Friday was an exciting day here in my backyard, because the end of our long renovation process was finally at hand and the gutters were up and working.
I guess to a lot of people, the gutters are not very important. But if you have rainbarrels you see the arrival of the guy known simply as “the gutterman” as a rather major event.
My old rain barrel set-up had not been optimal. I had taken a rather dull hack saw somewhat sloppily to the old downspouts in order to trim them to the right height for the barrels. Have you ever done this? It is one of the loudest, most screetchy sounds around, what with the metal rasping against metal, and the tubes of the aluminum pipes acting like ear trumpets to amplify the sound up to the top of the house… really I’m surprised we didn’t have a pack of wild dogs show up in response. I actually had to put in ear plugs to survive the process.
Although the end product from the noisy sawing worked well, my cutting line across the downspout was a bit jaggedy. Also, I seem to get a bit lazy about my garden once it turns cold. I could have set it up so that I could take the barrels away from the spouts and put piping back up each winter I didn’t feel like bothering.
The huge snowamaggendon winter of 2010 made me think twice about this arrangement. Most of the time a barrel left in a sunny location will do okay in Maryland during the winter, one of my two barrels sits in deep shade on the northern exposure of the house, so it froze solid and stayed that way for about a month. When the ice and snow melted from the roof, it caused a major back up through the pipe. Nothing was damaged, but the whole thing made me kinda nervous.

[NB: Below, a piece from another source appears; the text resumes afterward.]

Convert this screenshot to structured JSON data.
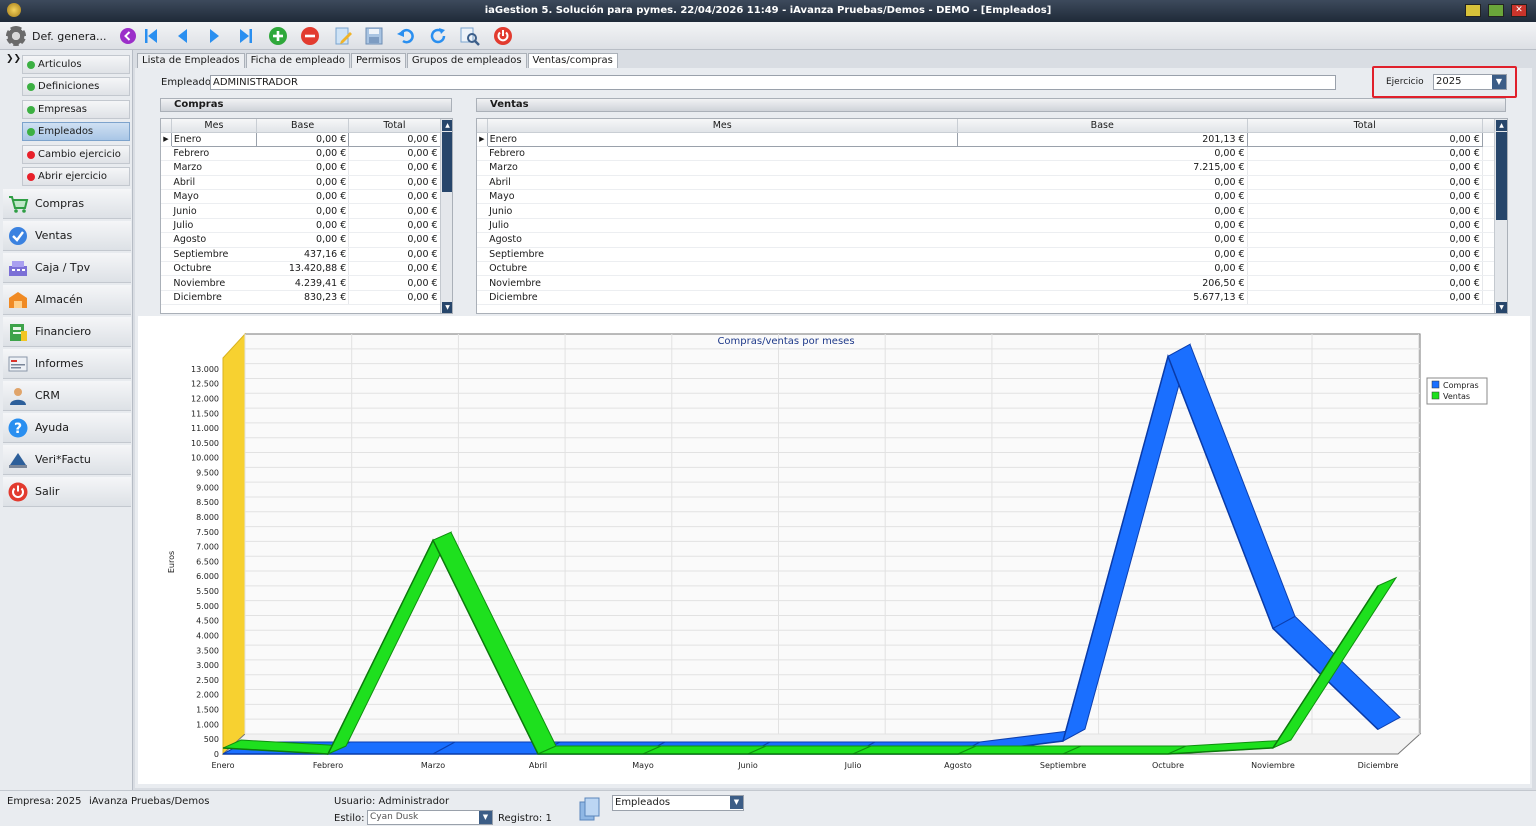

I began to wish I had a simple way to disconnect or turn off the downspout during the winter without moving the barrels to a new location.
So when I realized we were going to need new gutters due to our construction on the back roof, I began searching around for a more elegant solution for both the sunny and the shade side of my house.
What I found was a Y shaped downspout diverter which has a small lever on the front. When it rains, you can choose to send the water either down the traditional straight spout or into your barrel. It seemed like a good idea-- in theory. The foreman of our renovation project looked skeptical, however, and so did my friends with rainbarrels. I asked around on listservs… no one had used the diverters… so I couldn’t get any feedback on their reliability.
Then the gutterman arrived. I handed him the y-shaped diverters, he shrugged. “Oh yeah, I’ve put these on a bunch of times. I know what these are.” Whew, I thought.
Now, the diverters are in place and working fine. We had a nice big rainstorm on Thursday, and stood on the backporch listening to the lovely sound of the barrels filling up for the first time since last fall. So far, so good. Friday we went outside and peeked inside to find barrels full of lovely spring rain.
Looking back, I think someone with a sharper hack saw and better home repair skills might find the installation of the diverters a snap. In addition to helping us manage the winter snow storms a bit better, I think these will also provide a great “vacation setting” for our gardens. Now that I see how they work in real life I realize they are not that big of a deal. Just something new, not something radical. That pretty much describes rainbarrels in general, doesn’t it?
The picture above shows my barrel, in place and full of fresh water with the new diverters in place.